the part we’re not so sure about – It’s available for everyone, not just for us, not just for the privileged, not just for those who are working for it, not just for those who want it. You can be asleep and the kin-dom of God is still growing within and around you. Such a simple story. The parables of Jesus will transform our lives.

Finally, the parables of Jesus cannot be explained. The best way to allow their full power is to tell the story, to allow the story to enrich our lives. So let me tell another story, written by a woman named Corinne Stavish, It’s meant to help us hear at least one aspect of Jesus’ parable:

 

The stranger appeared at the door, tired and hungry. The old woman invited him in for lunch and made him a sandwich with thick slices of bread.

“Thank you Ma’am,” said the stranger. ‘The bread was delicious.”

“Oh, don’t thank me,” said the woman. “I bought the bread from the grocer down the street. Thank him.”

So, the stranger found the grocer and said, “Thank you for the delicious bread I ate at Ma. Helen’s house today.”

“Oh, don’t thank me,” said the grocer. “I bought the bread from the baker across the street. She’s the best baker in town. It’s her you should thank.”

So the stranger walked to the bakeshop and went in to speak with the baker.

“Thank you for the delicious bread I ate at Ms Helen’s house today.” he said. “The grocer said that you make the best bread in town.”

“Oh, don’t thank me.” said the baker. “What makes my bread so delicious is the fine flour I use. The miller grinds the wheat carefully and thoroughly. He’s the one to thank.”

So the stranger walked further through the town until he came to the miller’s. “Thank you for the delicious bread I ate at Ms. Helen’s house today.” he said. “The baker said that it’s because of the way you grind the wheat that makes the bread so delicious.”

“Oh don’t thank me.” said the miller. “I do grind the wheat as well as I can, but the farmer I get the wheat from grows the best wheat around.

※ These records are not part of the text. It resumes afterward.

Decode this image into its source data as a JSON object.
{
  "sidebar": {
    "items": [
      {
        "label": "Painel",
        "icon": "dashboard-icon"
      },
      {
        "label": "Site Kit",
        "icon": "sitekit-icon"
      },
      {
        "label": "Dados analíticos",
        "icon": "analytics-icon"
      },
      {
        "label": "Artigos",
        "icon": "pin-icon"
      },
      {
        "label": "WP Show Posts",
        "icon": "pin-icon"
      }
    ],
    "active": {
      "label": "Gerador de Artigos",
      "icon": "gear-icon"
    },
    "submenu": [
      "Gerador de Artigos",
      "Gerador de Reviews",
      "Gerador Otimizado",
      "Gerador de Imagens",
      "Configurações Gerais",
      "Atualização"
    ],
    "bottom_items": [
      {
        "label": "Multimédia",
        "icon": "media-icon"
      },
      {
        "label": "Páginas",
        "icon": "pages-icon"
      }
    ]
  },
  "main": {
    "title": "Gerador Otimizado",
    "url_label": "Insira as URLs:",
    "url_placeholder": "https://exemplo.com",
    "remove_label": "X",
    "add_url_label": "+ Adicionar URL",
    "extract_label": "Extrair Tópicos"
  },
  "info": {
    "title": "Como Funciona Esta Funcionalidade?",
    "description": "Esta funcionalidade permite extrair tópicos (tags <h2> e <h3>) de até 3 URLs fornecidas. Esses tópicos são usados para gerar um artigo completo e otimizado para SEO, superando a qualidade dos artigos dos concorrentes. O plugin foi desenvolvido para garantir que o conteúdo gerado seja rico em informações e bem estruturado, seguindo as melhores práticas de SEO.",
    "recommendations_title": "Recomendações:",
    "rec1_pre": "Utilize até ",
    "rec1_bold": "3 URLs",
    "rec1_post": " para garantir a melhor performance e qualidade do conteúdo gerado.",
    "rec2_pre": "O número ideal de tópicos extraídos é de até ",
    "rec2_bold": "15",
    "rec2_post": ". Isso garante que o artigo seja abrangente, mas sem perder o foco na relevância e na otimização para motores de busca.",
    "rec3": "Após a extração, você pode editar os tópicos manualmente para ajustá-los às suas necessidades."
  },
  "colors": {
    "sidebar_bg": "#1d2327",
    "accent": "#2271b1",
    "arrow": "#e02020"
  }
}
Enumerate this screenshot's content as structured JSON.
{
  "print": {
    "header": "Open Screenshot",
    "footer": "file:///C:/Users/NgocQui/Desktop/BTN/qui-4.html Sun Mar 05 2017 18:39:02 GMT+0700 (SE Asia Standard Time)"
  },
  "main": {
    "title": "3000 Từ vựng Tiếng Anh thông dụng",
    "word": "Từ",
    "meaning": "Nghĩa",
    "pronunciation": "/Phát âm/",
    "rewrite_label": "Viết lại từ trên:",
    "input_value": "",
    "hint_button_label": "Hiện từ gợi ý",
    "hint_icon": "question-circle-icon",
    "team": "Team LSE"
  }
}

She’s the one you should thank.”

So the stranger walked much further, until he came to the farm the miller directed him to. He saw the farmer and her family in the field, harvesting the wheat. “Thank you for the delicious bread I ate at Ms. Helen’s house today.” he said. “The miller told me that your wheat was the finest and that’s why the bread is so delicious.”

“Oh, thanks, but don’t thank me.” said the farmer.

“Then who?” asked the stranger.

“Help us finish harvesting this wheat; stay for supper and I will show you.” said the farmer.

So the stranger spent the afternoon with the farmer and her family, working in the fields. And that evening, he gathered with them around their dinner table. He joined the circle of hands as the farmer blessed the bread and said, “Praised be thou oh Lord our God, who brings forth the bounty of the earth, the bread of life.” (story by Corinne Stavish, found in The Parables of Jesus: Storyteller’s Companion to the Bible, volume 11)

 

Offering for box lunch and a book

Communion Hymn: 583     You Are the Seed